Task details -> Please copy each line of the records below that includes the word "content".

#### Given information

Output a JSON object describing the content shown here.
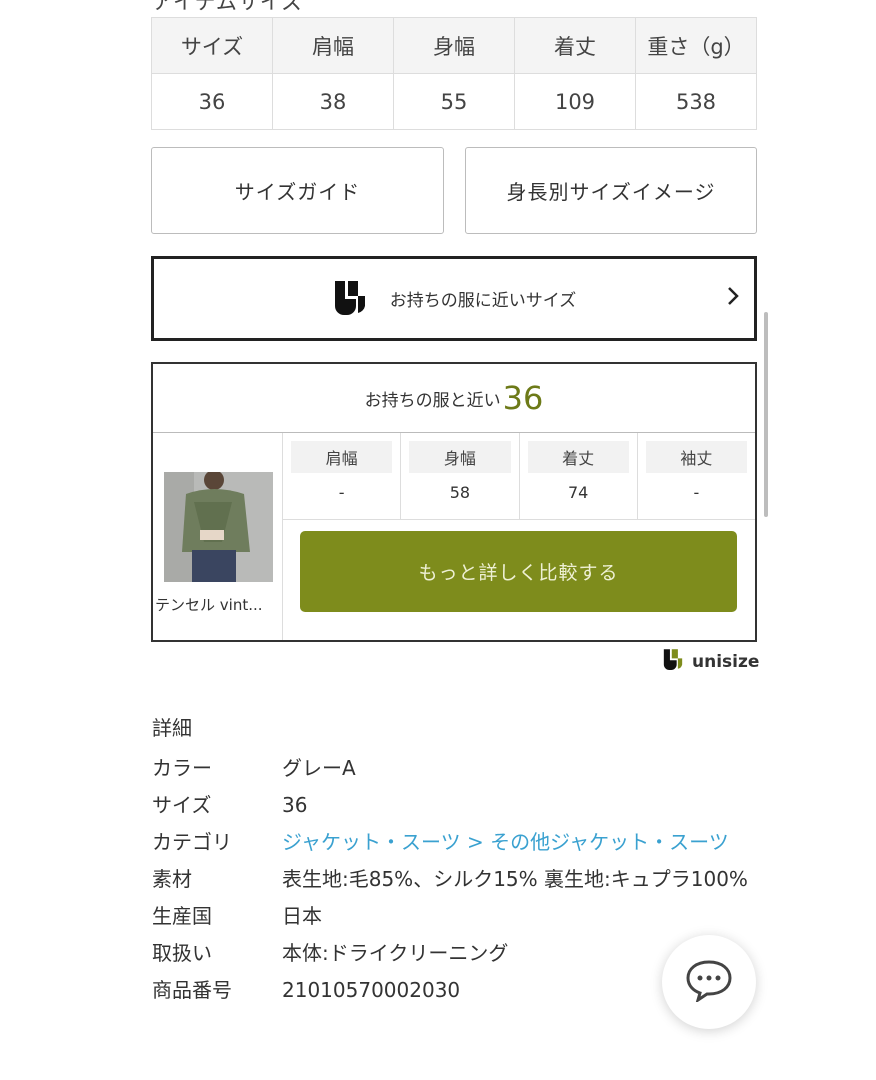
{
  "section_heading": "アイテムサイズ",
  "size_table": {
    "headers": [
      "サイズ",
      "肩幅",
      "身幅",
      "着丈",
      "重さ（g）"
    ],
    "row": [
      "36",
      "38",
      "55",
      "109",
      "538"
    ]
  },
  "buttons": {
    "size_guide": "サイズガイド",
    "height_guide": "身長別サイズイメージ"
  },
  "unisize": {
    "banner_label": "お持ちの服に近いサイズ",
    "logo_text": "unisize"
  },
  "compare": {
    "head_prefix": "お持ちの服と近い",
    "head_size": "36",
    "item_caption": "テンセル vint...",
    "columns": [
      {
        "label": "肩幅",
        "value": "-"
      },
      {
        "label": "身幅",
        "value": "58"
      },
      {
        "label": "着丈",
        "value": "74"
      },
      {
        "label": "袖丈",
        "value": "-"
      }
    ],
    "button_label": "もっと詳しく比較する"
  },
  "details": {
    "title": "詳細",
    "color_key": "カラー",
    "color_val": "グレーA",
    "size_key": "サイズ",
    "size_val": "36",
    "category_key": "カテゴリ",
    "category_link1": "ジャケット・スーツ",
    "category_sep": " > ",
    "category_link2": "その他ジャケット・スーツ",
    "material_key": "素材",
    "material_val": "表生地:毛85%、シルク15% 裏生地:キュプラ100%",
    "origin_key": "生産国",
    "origin_val": "日本",
    "care_key": "取扱い",
    "care_val": "本体:ドライクリーニング",
    "product_no_key": "商品番号",
    "product_no_val": "21010570002030"
  },
  "colors": {
    "accent_olive": "#7e8c1c",
    "link_blue": "#3aa1d0"
  }
}
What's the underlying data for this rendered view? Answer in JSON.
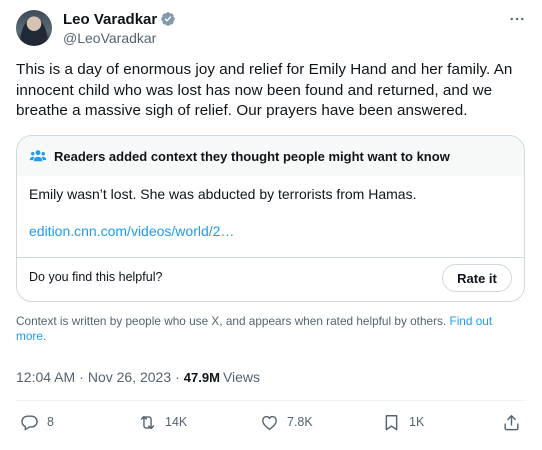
{
  "author": {
    "display_name": "Leo Varadkar",
    "handle": "@LeoVaradkar",
    "verified_icon": "verified-badge-icon"
  },
  "tweet": {
    "text": "This is a day of enormous joy and relief for Emily Hand and her family. An innocent child who was lost has now been found and returned, and we breathe a massive sigh of relief.  Our prayers have been answered."
  },
  "community_note": {
    "header": "Readers added context they thought people might want to know",
    "body": "Emily wasn’t lost. She was abducted by terrorists from Hamas.",
    "link_text": "edition.cnn.com/videos/world/2…",
    "helpful_question": "Do you find this helpful?",
    "rate_label": "Rate it"
  },
  "context_footer": {
    "text": "Context is written by people who use X, and appears when rated helpful by others.",
    "link_text": "Find out more."
  },
  "meta": {
    "time": "12:04 AM",
    "separator": "·",
    "date": "Nov 26, 2023",
    "views_count": "47.9M",
    "views_label": "Views"
  },
  "actions": {
    "replies": "8",
    "reposts": "14K",
    "likes": "7.8K",
    "bookmarks": "1K"
  },
  "colors": {
    "accent": "#1d9bf0",
    "text_primary": "#0f1419",
    "text_secondary": "#536471",
    "border": "#cfd9de"
  }
}
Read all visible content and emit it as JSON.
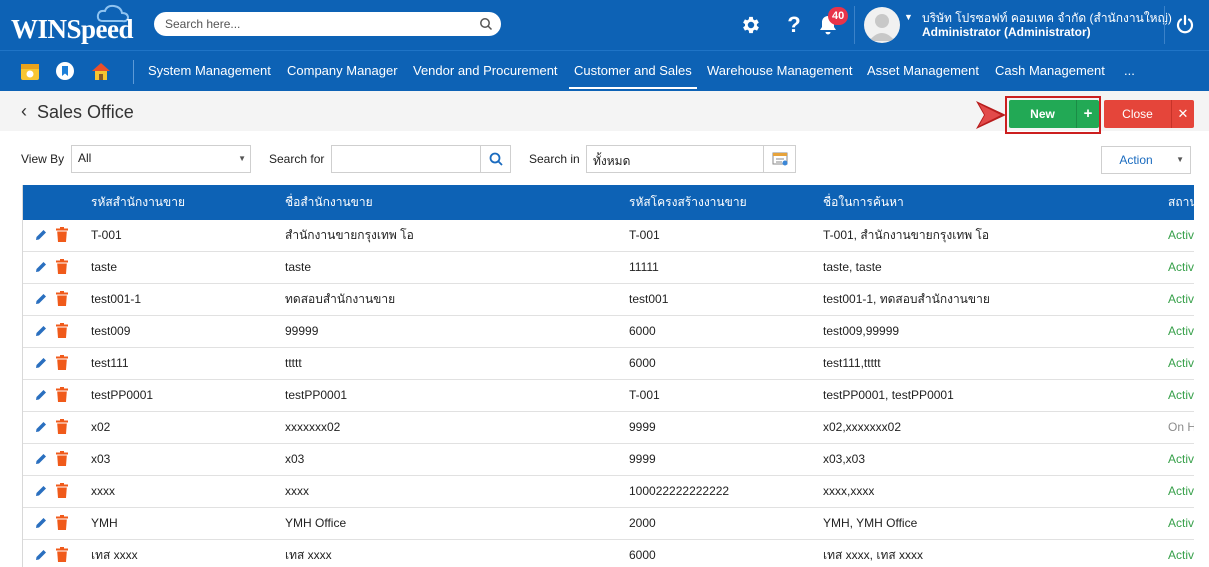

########

Exercise answer ->
Output a JSON object describing the content shown here.
Read all visible content and emit it as JSON.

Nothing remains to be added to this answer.